As the largest orthopedic physician group in the Midwest, and one of the largest in the country, you are sure to find a clinic that best meets your needs.
February 28, 2012

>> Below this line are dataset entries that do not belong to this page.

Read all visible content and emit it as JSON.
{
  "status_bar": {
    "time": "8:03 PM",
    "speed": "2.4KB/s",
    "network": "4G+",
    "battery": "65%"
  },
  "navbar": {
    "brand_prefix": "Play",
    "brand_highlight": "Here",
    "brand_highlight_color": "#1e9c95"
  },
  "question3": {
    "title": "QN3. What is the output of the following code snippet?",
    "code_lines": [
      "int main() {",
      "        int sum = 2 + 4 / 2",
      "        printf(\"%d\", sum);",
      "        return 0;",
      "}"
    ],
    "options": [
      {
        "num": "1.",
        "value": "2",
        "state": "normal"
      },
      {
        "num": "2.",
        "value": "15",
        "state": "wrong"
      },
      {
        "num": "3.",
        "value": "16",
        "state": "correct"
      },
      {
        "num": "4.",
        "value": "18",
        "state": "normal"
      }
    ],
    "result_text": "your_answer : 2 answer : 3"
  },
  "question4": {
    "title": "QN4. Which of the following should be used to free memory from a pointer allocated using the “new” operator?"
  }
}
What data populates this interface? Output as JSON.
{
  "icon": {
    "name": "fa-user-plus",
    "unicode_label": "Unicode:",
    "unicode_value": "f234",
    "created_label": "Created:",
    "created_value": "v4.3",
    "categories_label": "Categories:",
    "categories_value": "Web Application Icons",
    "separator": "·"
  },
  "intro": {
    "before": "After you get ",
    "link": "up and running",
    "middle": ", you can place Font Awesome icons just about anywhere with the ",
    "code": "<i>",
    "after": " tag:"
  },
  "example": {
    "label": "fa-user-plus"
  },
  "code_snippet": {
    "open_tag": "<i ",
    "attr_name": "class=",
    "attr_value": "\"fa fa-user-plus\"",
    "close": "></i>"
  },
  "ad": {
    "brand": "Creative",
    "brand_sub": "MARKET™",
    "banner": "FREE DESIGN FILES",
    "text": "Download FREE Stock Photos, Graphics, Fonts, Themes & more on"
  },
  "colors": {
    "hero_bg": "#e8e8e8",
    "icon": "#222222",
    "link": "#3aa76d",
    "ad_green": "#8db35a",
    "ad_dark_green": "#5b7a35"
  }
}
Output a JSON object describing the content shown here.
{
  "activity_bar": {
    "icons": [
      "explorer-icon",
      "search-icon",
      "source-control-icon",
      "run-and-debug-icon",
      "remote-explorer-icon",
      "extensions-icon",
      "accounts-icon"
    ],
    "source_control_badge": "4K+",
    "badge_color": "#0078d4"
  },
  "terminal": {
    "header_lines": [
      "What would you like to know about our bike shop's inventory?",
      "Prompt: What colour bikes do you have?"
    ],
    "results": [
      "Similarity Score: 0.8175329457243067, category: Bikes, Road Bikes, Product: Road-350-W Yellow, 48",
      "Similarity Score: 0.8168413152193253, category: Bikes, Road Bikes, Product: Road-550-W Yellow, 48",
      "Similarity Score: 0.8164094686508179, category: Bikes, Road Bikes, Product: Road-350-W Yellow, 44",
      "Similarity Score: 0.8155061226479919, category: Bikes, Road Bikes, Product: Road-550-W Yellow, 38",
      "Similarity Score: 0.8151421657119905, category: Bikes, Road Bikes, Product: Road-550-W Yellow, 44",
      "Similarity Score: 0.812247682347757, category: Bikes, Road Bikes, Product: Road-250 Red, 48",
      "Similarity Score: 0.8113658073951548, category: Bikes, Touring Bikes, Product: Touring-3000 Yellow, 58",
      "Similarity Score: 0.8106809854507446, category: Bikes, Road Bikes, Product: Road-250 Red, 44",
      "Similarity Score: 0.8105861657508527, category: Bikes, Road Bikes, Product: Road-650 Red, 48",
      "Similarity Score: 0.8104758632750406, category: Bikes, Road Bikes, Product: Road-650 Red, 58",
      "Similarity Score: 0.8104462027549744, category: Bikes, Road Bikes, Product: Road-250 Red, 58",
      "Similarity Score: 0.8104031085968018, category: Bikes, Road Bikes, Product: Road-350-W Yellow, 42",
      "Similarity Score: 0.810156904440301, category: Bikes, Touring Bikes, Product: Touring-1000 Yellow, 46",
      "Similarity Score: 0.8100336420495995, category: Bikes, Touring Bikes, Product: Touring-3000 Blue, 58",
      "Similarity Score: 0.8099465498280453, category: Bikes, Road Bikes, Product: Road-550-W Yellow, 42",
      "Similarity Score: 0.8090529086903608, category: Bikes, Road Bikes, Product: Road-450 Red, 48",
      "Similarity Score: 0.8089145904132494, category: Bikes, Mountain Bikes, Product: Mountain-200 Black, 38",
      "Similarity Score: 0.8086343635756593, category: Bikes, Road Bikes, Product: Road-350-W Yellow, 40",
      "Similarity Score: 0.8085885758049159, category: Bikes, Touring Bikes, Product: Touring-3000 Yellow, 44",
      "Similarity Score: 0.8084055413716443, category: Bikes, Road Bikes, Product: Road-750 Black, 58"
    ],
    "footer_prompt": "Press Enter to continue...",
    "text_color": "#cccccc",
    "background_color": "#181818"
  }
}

Most people are aware that physical therapists play crucial roles in helping patients recover following injuries or orthopedic surgery. But therapists also work with patients to help them get into better shape before surgery, to shorten the post-surgical recovery time and expedite healing. Eighty-two year old Ann B., of Savage, is a good example. For several years, Ann had been plagued by steadily worsening pain in her right knee (four years earlier, she had undergone arthroscopic surgery to repair her left knee). “The pain had become terrible. I couldn’t walk through the living room without having to brace myself on furniture. I put off the surgery for two years, until I couldn’t bear it any longer.”After consulting with her orthopedic surgeon, Randy Lewis, MD, of Twin Cities Orthopedics, Ann decided to undergo knee replacement surgery, and an Oct. 1, 2010 date was set for the surgery. Dr. Lewis told his patient to expect a recovery period of about six months.In the packet of pre-op information the doctor gave her, Ann read about the importance of exercising prior to surgery, in order to enable a better, quicker recovery. She checked with Mark Froemke, PT, the director of physical therapy at Twin Cities Orthopedics’ Burnsville Clinic, who prescribed a daily exercise regimen she could do at home in the five weeks leading up to her operation.“In two visits prior to surgery we identified her limitations and gave her specific exercises,” Froemke explains. “She went home and did them consistently and that obviously made a difference.”Why are pre-surgical, prescribed exercises so important? “If you can go into surgery with a good range of motion and ability to straighten the knee, that makes rehab easier, quicker and less expensive. For example, if you go into surgery with a loss of 10 degrees in being able to straighten the knee, having surgery doesn’t mean you will have good extension of the knee,” Froemke notes. “But if you do exercises to stretch the muscles around the knee, that will make it much easier.”Froemke’s examination of the knee indicated she lacked the ability to straighten the knee and also lacked strength in the quadriceps muscles, which support the knee. He suggested gentle, repetitive exercises to increase the knee’s flexibility – extending and bending the leg, and some mild resistance training using an exercise bike, with the amount of resistance appropriate for her physical condition and age.From his perspective, Ann proved to be an ideal patient, Froemke notes. “If you go into surgery with the attitude that you are going to do the exercises the therapist recommends and are consistently motivated – as Ann was – it makes a big difference in recovery.”“The therapists at the Transitional Care Unit (TCU) at the Masonic Home in Bloomington were also surprised at my recovery and I was released early from rehab to home”, Ann recalled. Post release from the TCU, she returned to the therapy clinic at TCO in Burnsville for three more exercise sessions to stretch muscles and improve her flexibility. She walked with a cane for about a week, and then was able to walk unaided, enjoying her annual vacation in Florida with enthusiasm. “I’m better than I thought I could be!”